by Myra Chanin
I grew up in a Yiddish-speaking household where my parents, while fluent in English, loved Yiddish theater, so I saw my first play at the age of five. It was a music comedy with stock characters — a poor but honest boy who somehow acquired a winning lottery ticket, but couldn’t hold on to either the luck or the money. So what else is new? I remember the actors dancing atop a wood table. It was naturally a panoramic view in keeping with our seats in the last row of the amphitheater. Yiddish soap operas broadcast on our local radio station were more of my regular fare and contained variations on that same theme, classic narratives in which either a mother vanishes or a child is abducted but ultimately reappears in time for a happy reunion.
The Sorceress is an operetta written in 1878 by Avrom Goldfaden, the founder of the first professional Yiddish language theater in Romania as well as the composer of Roshenkes mit Mandlen (raisins and almonds), the most familiar of all Jewish lullabies. Goldfaden was a well-educated, ambitious creative artist and an extremely prolific writer. The Sorceress was the 40th of 60 plays written by him. The Sorceress arrived in New York with the 14-year-old future Yiddish theatrical impresario Boris Thomashefsky and was the first formal Yiddish theatrical production in America. Thomashefsky played the Sorceress Bobe Yakhne in it and actually met his future wife and theatrical partner Bessie when she came backstage to personally applaud the “adorable girl” playing The Sorceress at Turn Hall on E. 4th Street where La MaMa is located now.
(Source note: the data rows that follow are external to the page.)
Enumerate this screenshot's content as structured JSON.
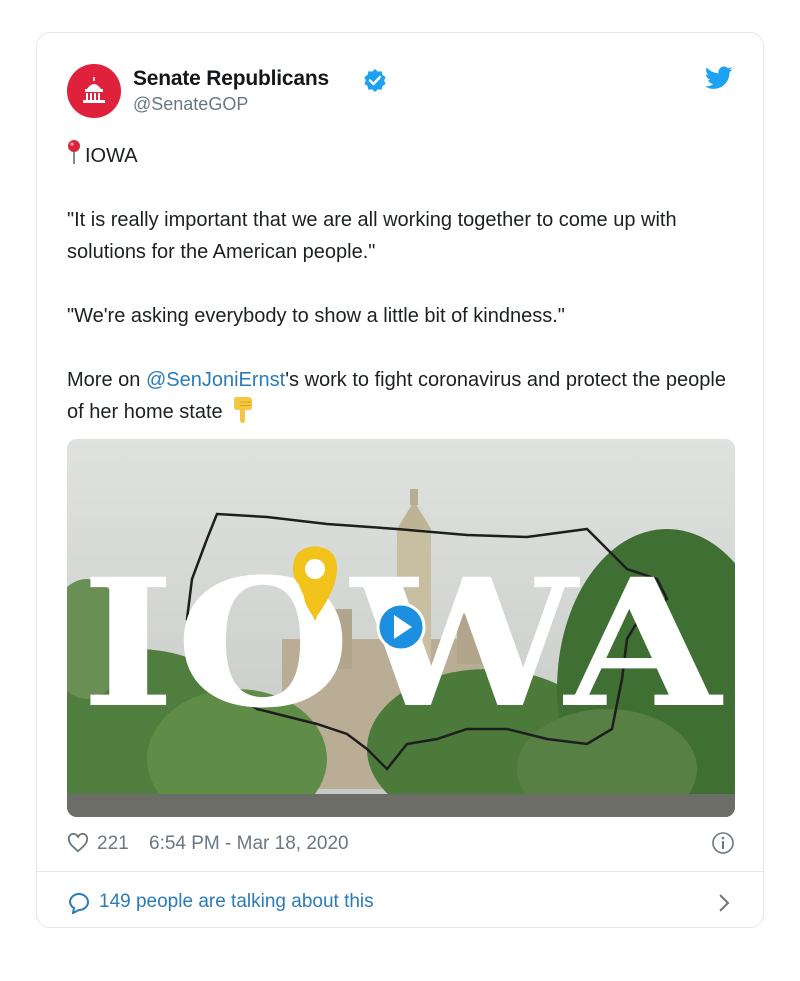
{
  "tweet": {
    "display_name": "Senate Republicans",
    "handle": "@SenateGOP",
    "verified": true,
    "location_line": "IOWA",
    "quote_1": "\"It is really important that we are all working together to come up with solutions for the American people.\"",
    "quote_2": "\"We're asking everybody to show a little bit of kindness.\"",
    "more_prefix": "More on ",
    "mention": "@SenJoniErnst",
    "more_suffix": "'s work to fight coronavirus and protect the people of her home state",
    "media_overlay_text": "IOWA",
    "likes": "221",
    "timestamp": "6:54 PM - Mar 18, 2020",
    "talking": "149 people are talking about this"
  },
  "icons": {
    "avatar": "capitol-icon",
    "verified": "verified-badge-icon",
    "brand": "twitter-bird-icon",
    "pin": "round-pushpin-icon",
    "point": "pointing-down-icon",
    "play": "play-icon",
    "like": "heart-icon",
    "info": "info-icon",
    "reply": "speech-bubble-icon",
    "more": "chevron-right-icon"
  },
  "colors": {
    "avatar_bg": "#e0213b",
    "verified": "#1da1f2",
    "link": "#2b7bb9",
    "muted": "#697882",
    "play": "#1d8fe0",
    "pin_yellow": "#f2c31b"
  }
}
The Sorceress has a melodramatic, spooky plot. It’s an old-fashioned Wild West kind of story. All that’s lacking is a moustache twirling villain. We start with a successful father, a devoted mother, and our innocent heroine Mirele, their only child; her handsome, faithful fiancé turns the fond family trio into a perfect quartet. Their happiness proves short-lived when it attracts the attention of the shtetl sorceress, Bobe Yakhne. Right after she notices them, Mirele’s mother dies. In cahoots with the poor, jealous and greedy Basye + her equally vile daughter, Bobe Yakhne sends Basye off to snooker Mirele’s father, a bemused widower, into marrying her. When Basye becomes Mirele’s stepmother, all we can do is say the first of many Oy, veys.
NYTF Artistic Director Zalmen Mlotek has wanted to present this operetta as written for quite a while. After several workshops he accomplished that goal because its fully restored pre-Holocaust musical arrangements were saved from destruction during WWII by YIVO Scholars in Vilna who risked their lives to save thousands of unique documents and manuscripts.
The NYTF production is presented as a period piece – to look like it might have during its late 19th century heyday. The Sorceress is beautifully directed by Motl Didner. Izzy Fields has once again created splendid and noteworthy costumes — rich and lavish to match Mirele’s rich and lavish home and Cinderella-ishly lowly when Mirele is turned into a scullery maid by her wicked stepmother.
Dara Wishingrad’s scenic design is simply spectacular, particularly outstanding during the tableaus when Mirele (spoiler alert!) is delivered into the hands of a middleman Infidel Turk slave trafficker as both the boat, ocean waves and sailors rise and fall, rock up and down and back and forth. As always Zalmen Mlotek’s Music direction is superb, appropriately joyful and sprightly, and slightly moody and dark when appropriate. The supertitles were very helpful when I needed them.
The performers of the Ensemble easily switched costumes and characters, but the leading characters just excelled. Jazmin Gorsline as Mirele and Josh Kohane as her stalwart and true sweetheart Markus made the melodies they sang and lyrics they uttered sparkle. Rachel Botchan, the wicked stepmother. sang and acted too well for her character to be booed. Mikhl Yashinsky owned the stage as Bobe Yakhne. I was particularly impressed by their telling all about their supernatural spells. Bobe Yakhne also delivered the most hypnotic, seductive and memorable minor key song, “Kim Kim,’’ which distracted Mirele long enough to allow her to be ensnared. It was great to see Steve Sterner get off his piano bench – I know him as the musical accompanist for silent films – and strut his stuff at Hotsmakh, the conman peddler.
The story has a moral. Those who dig a grave for someone else, fall in it themselves. Let’s hope that still holds true today.
The Sorceress is being performed until December 29, 2019 by the National Yiddish Theatre Folksbiene at the Museum of Jewish Heritage, Edward J. Safra Plaza, 36 Battery Place, New York NY 10280 www.nytf.org